I currently track over 220 dividend growth stocks
in my D4L-Database
and have determined some of the lower rated stocks could be buys if the companies simply chose to increase their dividends. For various reasons their management has elected keep a low payout ratio and deploy the excess cash elsewhere.
To identify the companies with ample room to increase their dividend payout, I used the following criteria:
Here are seven stocks out of the 220+ that I track meeting the above criteria:
- A Free Cash Flow Dividend Payout (FCFp) of 40% or less. This means that 60% of the company's cash, after operating expenses, is going elsewhere.
- A sum of Debt to Total Capital (Debt) + FCFp of less than 50%. This should help weed out the companies holding the cash to pay interest.
- Trailing 12-month Free Cash Flow per share is greater than an average of the last 3 years. This weeds out companies where cash flow is decreasing.
- Cash on the balance sheet in excess of short-term debt.

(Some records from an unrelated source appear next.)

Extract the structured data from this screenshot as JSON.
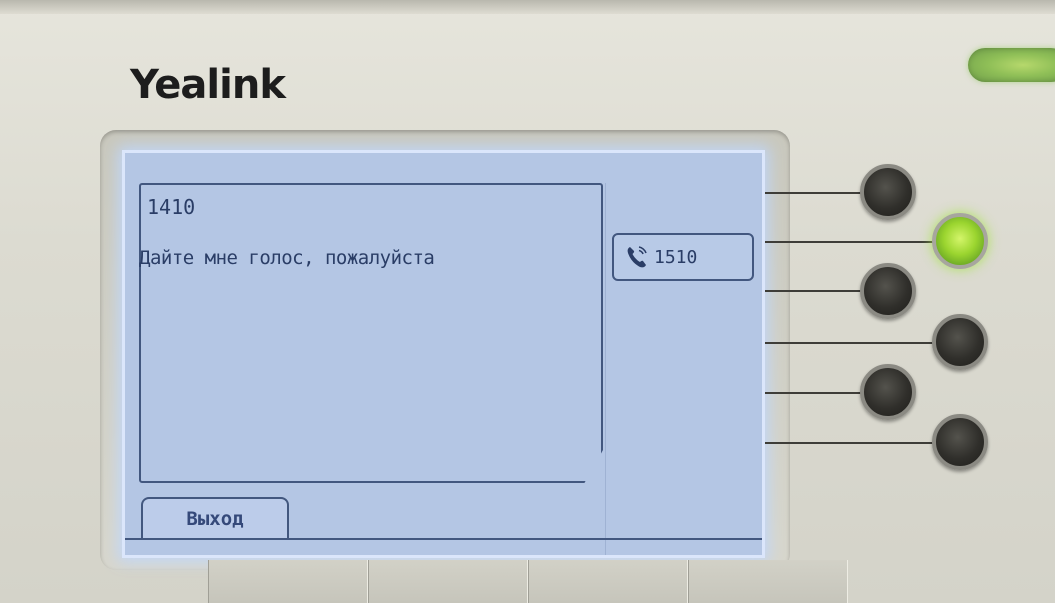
{
  "device": {
    "brand": "Yealink"
  },
  "screen": {
    "message": {
      "sender": "1410",
      "text": "Дайте мне голос, пожалуйста"
    },
    "line_key": {
      "label": "1510",
      "icon": "phone-handset-icon"
    },
    "softkeys": [
      {
        "label": "Выход"
      }
    ]
  },
  "hardware": {
    "line_buttons_lit": [
      false,
      true,
      false,
      false,
      false,
      false
    ],
    "power_led_color": "#8fbf57",
    "lit_button_color": "#9bd52f"
  }
}
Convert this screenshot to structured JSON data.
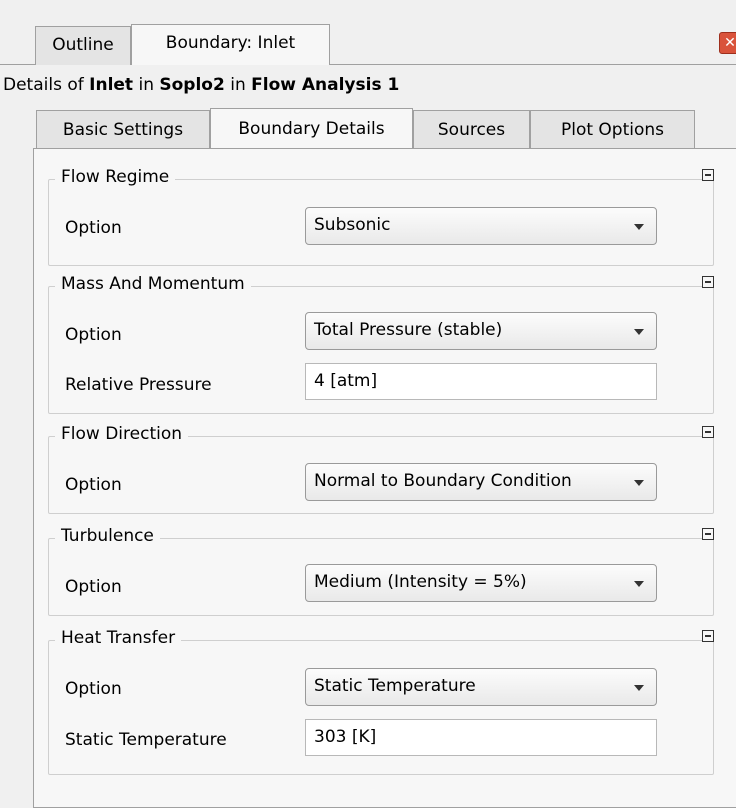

This weeds out companies that may have an immediate debt-servicing need for the cash.
- Yield greater than 2.5%.
[Related -Microsoft Corporation (MSFT) Earnings Preview: What To Watch In Q2 Results?]
Aflac Incorporated (AFL) provides supplemental health and life insurance in Japan (80% of earnings) and the U.S. Products are marketed at work sites and help fill gaps in primary coverage.
[Related -Microsoft Corporation (MSFT): Good Buy or Good-Bye?]
- FCF Payout: 4.5%
- Debt + FCFp: 25.1%
- Cash/ST Debt: n/a (no ST debt)
BancFirst Corp. (BANF) owns and operates BancFirst, which provides a range of retail and commercial banking services in Oklahoma.
- FCF Payout: 37.5%
- Debt + FCFp: 45.6%
- Cash/ST Debt: 342 Times
Erie Indemnity Co. (ERIE) is a management services company that provides sales, underwriting, and policy issuance services to the policyholders of Erie Insurance Exchange in the United States.
- FCF Payout: 7.9%
- Debt + FCFp: 7.9%
- Cash/ST Debt: n/a (no debt)
General Dynamics (GD) is the world's fifth largest military contractor and also one of the world's biggest makers of corporate jets.
- FCF Payout: 25.0%
- Debt + FCFp: 47.3%
- Cash/ST Debt: 2.9 Times
Microsoft (MSFT), the world's largest software company, develops PC software, including the Windows operating system and the Office application suite.
- FCF Payout: 26.4%
- Debt + FCFp: 40.3%
- Cash/ST Debt: 29.8 Times
Nacco Industries, Inc. (NC) conducts business in the areas of lift trucks, housewares, and mining in the Americas, Europe, and the Asia-Pacific.
- FCF Payout: 15.4%
- Debt + FCFp: 48.7%
- Cash/ST Debt: 1.6 Times
Owens & Minor Inc. (OMI) is a leading domestic distributor of medical and surgical supplies to the acute care market, a health care supply chain management company, and a direct-to-consumer (DTC) supplier of testing and monitoring supplies for diabetes.
- FCF Payout: 24.7%
- Debt + FCFp: 43.0%
- Cash/ST Debt: n/a (no ST debt)
You could view this from a positive perspective and say the above dividends should be very safe and the companies are in an excellent position to continue to raising them each year. In dividend investing, cash is king, but at some point management has to be willing to share it with the company's owners.
Full Disclosure: Long AFL, GD, MSFT, OMI. See a list of all my dividend growth holdings here.